When I wrote about the marketing of Lion last year I thought it made a decent emotional appeal to audiences who were looking to have themselves a good cry at the theater. I wasn’t wrong.
The story follows Saroo, a young boy in India who becomes separated from his older brother on a train platform. Boarding a decommissioned train he winds up thousands of kilometers away from home, with no way to get back or even to tell adults and authorities how they can help him out. He’s eventually adopted by an Australian couple played by David Wenham and Nicole Kidman. 25-odd years later Saroo is grown (now played by Dev Patel) and struggling with his identity. He keeps getting flashes of memory showing his brother and mother but has no idea how to find them. Eventually, he begins an online search and ultimately finds at least some of the answers he’s been searching for.

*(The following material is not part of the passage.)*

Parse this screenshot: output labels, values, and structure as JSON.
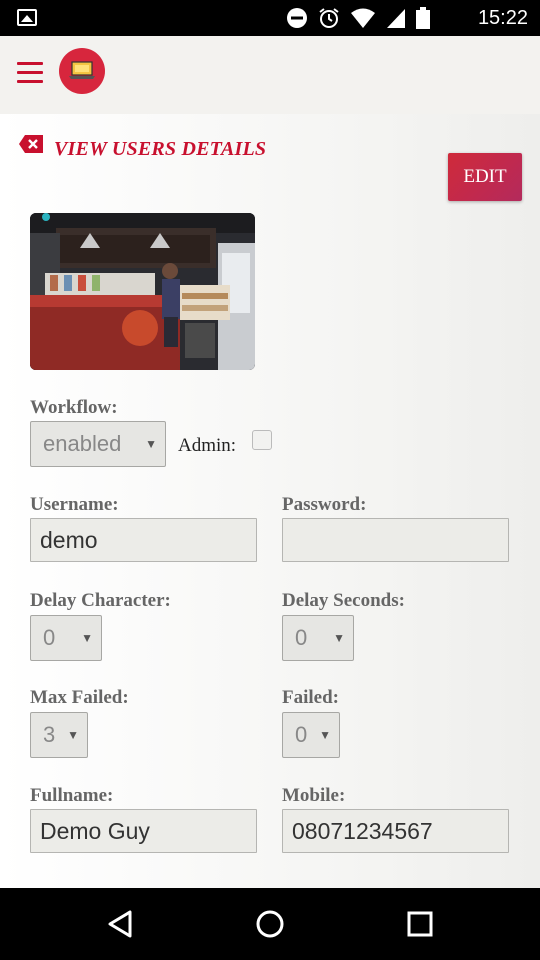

The campaign seemed to be split into a few parts: The posters played up the Google Search aspect of the story, the trailers emphasized the emotional story of the search for family and identity and the website was focused on creating awareness for charities related to the movie’s story.
Of those, the trailers are probably the most spot-on in terms of tone and subject matter in the movie. There are plenty of mentions of Google Earth and scenes of it helping Saroo’s search for the village he grew up in, but it’s never really a focus of the story. It’s not as if everyone is tied to it. In fact, it becomes a point of contention in the relationship between Saroo and his girlfriend, played by Rooney Mara.
No, the story is much more about the emotional journey Saroo is going through as he becomes more and more determined to find his real family. He becomes understandably obsessed with it while at the same time feeling if he lets anyone in on what he’s doing. It tears him up not only because the answers allude him for so long but because he feels the need to keep it all heaped on his own shoulders, only grudgingly sharing his issues with his girlfriend or adoptive parents.
Patel is wonderful, of course, as Saroo. Ultimately it’s kind of a one-note role as he’s asked to repeatedly convey the angst of his situation in various ways. That’s mainly done through him growing increasingly long and scraggly hair for a chunk of the story as he’s descending deeper and deeper into isolation and depression.
Still, it’s a good movie that will bring you to tears by the end as Saroo reaches the end of your journey. That’s more or less just what the trailers in particular promised and so it’s good to see it delivers on that front.